I voted today. Always a nice feeling. But while anticipating this event, I suddenly recalled something that happened, TWENTY YEARS AGO, on the eve of the 1992 Presidential election (Bush I v. Clinton). The night before that election, I launched a little theater company in a Deep Ellum bar with a small group of wild-eyed romantics. As part of the celebration, we performed a political satire I’d written called “Lend Me Your Ears,” a 45-minute piece comprised entirely of Shakespearean mash-ups.
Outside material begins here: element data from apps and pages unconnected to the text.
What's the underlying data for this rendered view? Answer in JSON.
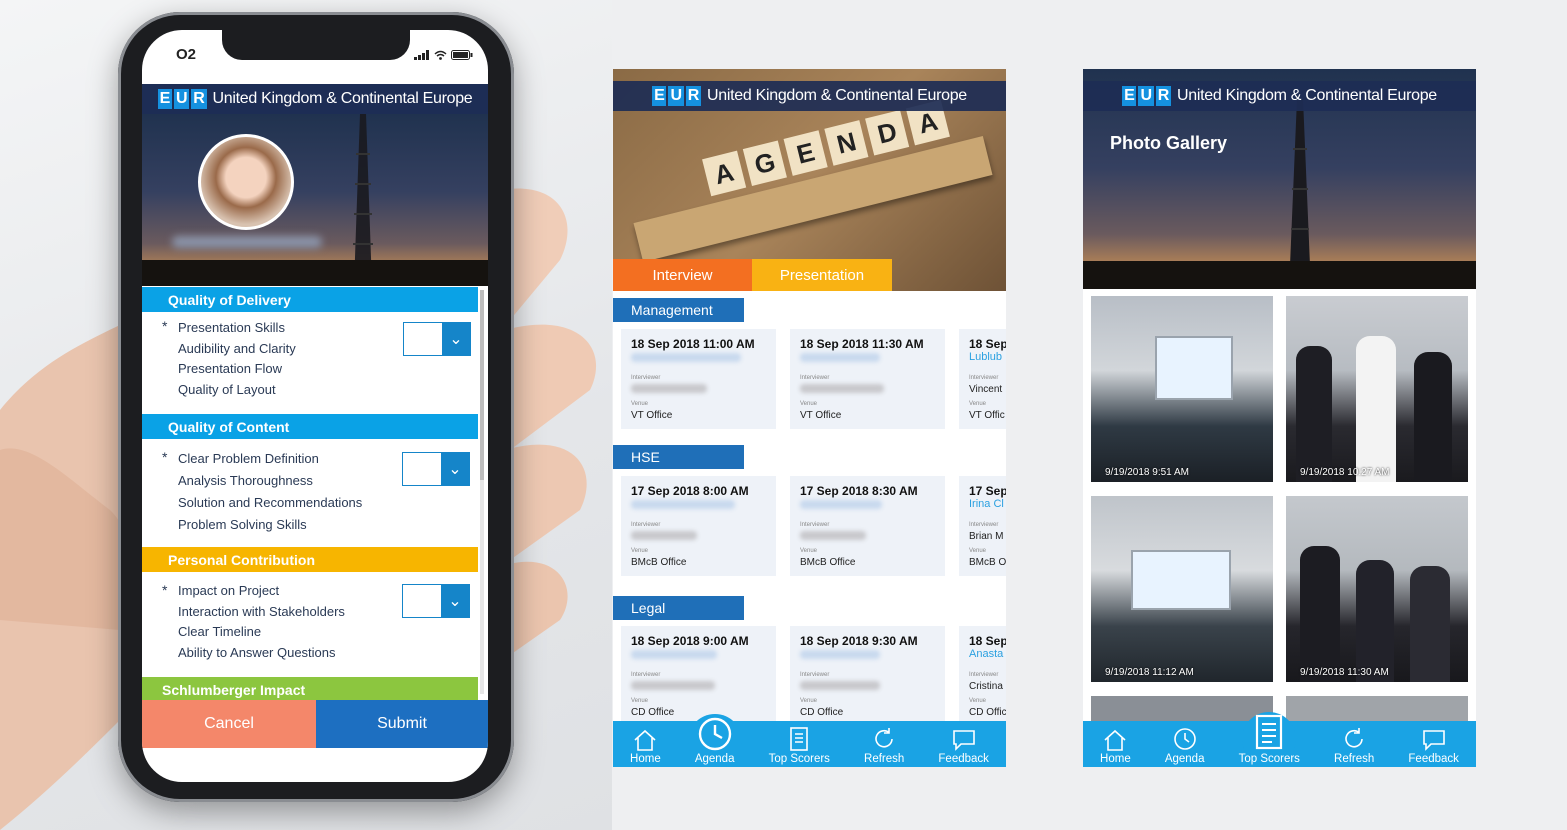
{
  "left_phone": {
    "carrier": "O2",
    "banner_eur": [
      "E",
      "U",
      "R"
    ],
    "banner_text": "United Kingdom & Continental Europe",
    "sections": [
      {
        "title": "Quality of Delivery",
        "color": "#0aa2e6",
        "criteria": [
          "Presentation Skills",
          "Audibility and Clarity",
          "Presentation Flow",
          "Quality of Layout"
        ]
      },
      {
        "title": "Quality of Content",
        "color": "#0aa2e6",
        "criteria": [
          "Clear Problem Definition",
          "Analysis Thoroughness",
          "Solution and Recommendations",
          "Problem Solving Skills"
        ]
      },
      {
        "title": "Personal Contribution",
        "color": "#f7b500",
        "criteria": [
          "Impact on Project",
          "Interaction with Stakeholders",
          "Clear Timeline",
          "Ability to Answer Questions"
        ]
      },
      {
        "title": "Schlumberger Impact",
        "color": "#8cc63f"
      }
    ],
    "required_mark": "*",
    "cancel_label": "Cancel",
    "submit_label": "Submit"
  },
  "middle_screen": {
    "banner_text": "United Kingdom & Continental Europe",
    "hero_letters": [
      "A",
      "G",
      "E",
      "N",
      "D",
      "A"
    ],
    "tabs": [
      {
        "label": "Interview",
        "color": "#f36f21"
      },
      {
        "label": "Presentation",
        "color": "#f9b213"
      }
    ],
    "categories": [
      {
        "name": "Management",
        "cards": [
          {
            "datetime": "18 Sep 2018 11:00 AM",
            "venue": "VT Office"
          },
          {
            "datetime": "18 Sep 2018 11:30 AM",
            "venue": "VT Office"
          },
          {
            "datetime": "18 Sep",
            "presenter": "Lublub",
            "interviewer": "Vincent",
            "venue": "VT Offic"
          }
        ]
      },
      {
        "name": "HSE",
        "cards": [
          {
            "datetime": "17 Sep 2018 8:00 AM",
            "venue": "BMcB Office"
          },
          {
            "datetime": "17 Sep 2018 8:30 AM",
            "venue": "BMcB Office"
          },
          {
            "datetime": "17 Sep",
            "presenter": "Irina Cl",
            "interviewer": "Brian M",
            "venue": "BMcB O"
          }
        ]
      },
      {
        "name": "Legal",
        "cards": [
          {
            "datetime": "18 Sep 2018 9:00 AM",
            "venue": "CD Office"
          },
          {
            "datetime": "18 Sep 2018 9:30 AM",
            "venue": "CD Office"
          },
          {
            "datetime": "18 Sep",
            "presenter": "Anasta",
            "interviewer": "Cristina",
            "venue": "CD Offic"
          }
        ]
      }
    ],
    "field_labels": {
      "interviewer": "Interviewer",
      "venue": "Venue"
    },
    "nav": [
      "Home",
      "Agenda",
      "Top Scorers",
      "Refresh",
      "Feedback"
    ]
  },
  "right_screen": {
    "banner_text": "United Kingdom & Continental Europe",
    "title": "Photo Gallery",
    "photos": [
      {
        "timestamp": "9/19/2018 9:51 AM",
        "kind": "room"
      },
      {
        "timestamp": "9/19/2018 10:27 AM",
        "kind": "people"
      },
      {
        "timestamp": "9/19/2018 11:12 AM",
        "kind": "room"
      },
      {
        "timestamp": "9/19/2018 11:30 AM",
        "kind": "people"
      }
    ],
    "nav": [
      "Home",
      "Agenda",
      "Top Scorers",
      "Refresh",
      "Feedback"
    ]
  },
  "colors": {
    "nav_blue": "#1aa3e4",
    "category_blue": "#1f6fb8",
    "cancel": "#f4876a",
    "submit": "#1d6fc1",
    "banner": "#1d2d55"
  }
}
This eve, after I got over the trauma of realizing that this event occurred TWENTY YEARS AGO, which means that I am OLD, I thought I might as well try to blog about it. It’s not that I can whip out the script and quote passages. That script is long gone, as much a victim of “Time’s bending sickle” as I am. I only remember a few random bits and those unforgettable characters—Bush asking us to read his lips, Clinton asking us to look past Jennifer Flowers’ big hair, Pat Buchanan inciting a culture war, Ross Perot with his fantastic ears. And I remember a packed house. And lots of laughter. Perhaps that could have been because of the alcohol that was flowing freely. But I prefer to think that the crowd actually understood the resonances between the Bard’s work and current events and found it all hilarious.
Shakespeare is full of subtle political commentary that has, unlike my memory, withstood the test of time. For instance, there is the scene in Richard III in which Buckingham, basically, Richard’s chief campaign strategist, advises Richard to resist the offer of power “but by mighty suit” and to make sure that, when he is approached about assuming the throne, he “get a prayer-book in [his] hand” and be seen “stand[ing] betwixt two churchmen.” Political leaders still know that we prefer the idea of a politician who, like Plato’s Philosopher King, has to be dragged reluctantly into a race because, despite his personal preference for things spiritual, he will assume the mantle of power only because “his country needs him.” So politicians still play that game. And, amazingly, people still fall for it.
Because has so many political insights to offer, until this excruciatingly long, contentious, and close election is behind us, I am just going to offer up some. That exercise will, perhaps, remind that, even before the advent of modern democracy, human beings have been indulging in the same silly antics. Meanwhile, we can also marvel that, even as we are bludgeoned with those silly antics, many refuse to lose faith entirely in the idea that we deserve better.